In Buddhist art, Avalokiteshvara Bodhisattva is sometimes shown with eleven heads, 1000 hands and eyes on the palms of each hand. The thousand eyes allow the Bodhisattva to see the sufferings of sentient beings, and the thousand hands allow her to reach out to help them.
One prominent Buddhist story tells that Avalokitesvara vowing never to rest until he had freed all sentient beings from Samsara. Despite strenuous effort, he realizes that still many unhappy beings were yet to be saved. After struggling to comprehend the needs of so many, his head splits into eleven pieces.

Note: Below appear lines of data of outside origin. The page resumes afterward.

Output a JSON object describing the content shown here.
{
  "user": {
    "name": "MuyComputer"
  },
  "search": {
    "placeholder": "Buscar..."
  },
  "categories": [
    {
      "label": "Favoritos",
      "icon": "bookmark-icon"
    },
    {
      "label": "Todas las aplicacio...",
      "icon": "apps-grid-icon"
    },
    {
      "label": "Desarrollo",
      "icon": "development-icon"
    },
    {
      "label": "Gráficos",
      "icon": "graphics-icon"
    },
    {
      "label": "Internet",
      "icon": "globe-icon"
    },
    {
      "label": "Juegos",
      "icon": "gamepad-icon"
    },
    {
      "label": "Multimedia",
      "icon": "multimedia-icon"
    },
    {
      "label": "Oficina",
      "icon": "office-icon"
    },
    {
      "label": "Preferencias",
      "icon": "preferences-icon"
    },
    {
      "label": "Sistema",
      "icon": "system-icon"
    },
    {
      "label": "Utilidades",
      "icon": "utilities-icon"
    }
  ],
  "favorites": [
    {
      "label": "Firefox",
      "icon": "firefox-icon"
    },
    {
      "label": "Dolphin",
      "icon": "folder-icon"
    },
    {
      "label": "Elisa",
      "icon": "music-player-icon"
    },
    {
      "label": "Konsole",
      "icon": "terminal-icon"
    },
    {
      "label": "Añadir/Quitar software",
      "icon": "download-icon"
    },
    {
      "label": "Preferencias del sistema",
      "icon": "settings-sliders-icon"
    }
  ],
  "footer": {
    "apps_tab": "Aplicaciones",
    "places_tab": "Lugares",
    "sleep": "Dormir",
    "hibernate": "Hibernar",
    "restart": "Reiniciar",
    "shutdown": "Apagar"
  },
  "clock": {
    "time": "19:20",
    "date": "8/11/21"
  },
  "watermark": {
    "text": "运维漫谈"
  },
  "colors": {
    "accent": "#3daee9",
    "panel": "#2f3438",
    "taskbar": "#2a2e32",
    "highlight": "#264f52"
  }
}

Amitabha, seeing his plight, gives him eleven heads. Upon hearing these cries and comprehending them, Avalokitesvara attempts to reach out to all those who needed aid, but found that his two arms shattered into pieces. Once more, Amitabha comes to his aid and invests him with a thousand arms with which to aid the suffering multitudes.

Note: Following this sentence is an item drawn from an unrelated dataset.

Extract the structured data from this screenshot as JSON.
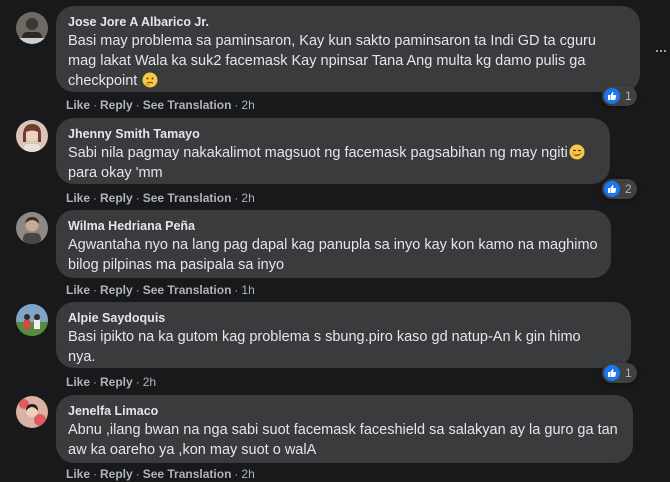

You May Want To Know: Kwan Yin, the Bodhisattva of Compassion
The Bao’en Temple located in northwestern Sichuan has an outstanding wooden image of the Thousand-Armed Avalokitesvara, an example of Ming dynasty decorative sculpture.